→ What to do
In the listing below, look for "transactions" and copy every line that has it.

→ Given records

[Start of Attachment]

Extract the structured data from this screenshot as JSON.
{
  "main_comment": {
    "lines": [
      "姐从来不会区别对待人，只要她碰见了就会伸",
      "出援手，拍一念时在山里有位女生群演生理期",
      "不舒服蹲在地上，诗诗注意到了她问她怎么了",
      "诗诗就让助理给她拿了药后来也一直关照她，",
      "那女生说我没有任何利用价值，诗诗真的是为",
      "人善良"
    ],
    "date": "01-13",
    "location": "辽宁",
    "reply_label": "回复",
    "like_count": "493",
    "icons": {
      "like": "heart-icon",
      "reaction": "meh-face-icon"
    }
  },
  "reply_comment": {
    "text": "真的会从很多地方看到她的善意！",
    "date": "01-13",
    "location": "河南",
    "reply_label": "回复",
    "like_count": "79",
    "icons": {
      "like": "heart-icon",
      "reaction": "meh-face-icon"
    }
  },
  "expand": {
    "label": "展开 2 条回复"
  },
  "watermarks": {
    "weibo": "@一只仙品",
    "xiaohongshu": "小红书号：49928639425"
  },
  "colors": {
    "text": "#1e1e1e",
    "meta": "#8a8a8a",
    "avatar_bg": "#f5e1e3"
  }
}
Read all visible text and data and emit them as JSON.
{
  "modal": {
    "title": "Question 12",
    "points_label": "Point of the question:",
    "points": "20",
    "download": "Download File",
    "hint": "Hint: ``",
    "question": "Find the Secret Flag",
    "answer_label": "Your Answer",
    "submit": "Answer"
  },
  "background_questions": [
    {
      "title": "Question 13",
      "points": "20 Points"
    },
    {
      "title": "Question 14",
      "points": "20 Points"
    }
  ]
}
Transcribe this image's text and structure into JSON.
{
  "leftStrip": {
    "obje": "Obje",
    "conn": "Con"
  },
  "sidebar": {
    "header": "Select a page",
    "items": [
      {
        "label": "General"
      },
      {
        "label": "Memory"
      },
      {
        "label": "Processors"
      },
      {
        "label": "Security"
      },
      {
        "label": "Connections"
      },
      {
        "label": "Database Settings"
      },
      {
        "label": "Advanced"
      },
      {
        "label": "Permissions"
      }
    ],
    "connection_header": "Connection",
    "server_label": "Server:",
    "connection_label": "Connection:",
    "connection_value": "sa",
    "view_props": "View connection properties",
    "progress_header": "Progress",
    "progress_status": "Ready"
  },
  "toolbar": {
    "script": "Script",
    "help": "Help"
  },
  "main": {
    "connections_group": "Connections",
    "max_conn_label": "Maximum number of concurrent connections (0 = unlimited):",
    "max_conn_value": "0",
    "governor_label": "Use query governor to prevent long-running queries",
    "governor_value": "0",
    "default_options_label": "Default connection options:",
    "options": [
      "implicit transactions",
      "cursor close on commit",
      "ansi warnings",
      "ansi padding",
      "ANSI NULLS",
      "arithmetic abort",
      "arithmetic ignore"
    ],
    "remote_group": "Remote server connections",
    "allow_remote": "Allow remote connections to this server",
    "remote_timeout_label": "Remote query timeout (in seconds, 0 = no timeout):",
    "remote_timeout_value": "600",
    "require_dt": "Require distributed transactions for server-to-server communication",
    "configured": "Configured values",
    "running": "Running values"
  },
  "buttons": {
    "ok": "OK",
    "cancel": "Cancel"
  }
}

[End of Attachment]

→ Task response
      "implicit transactions",
    "require_dt": "Require distributed transactions for server-to-server communication",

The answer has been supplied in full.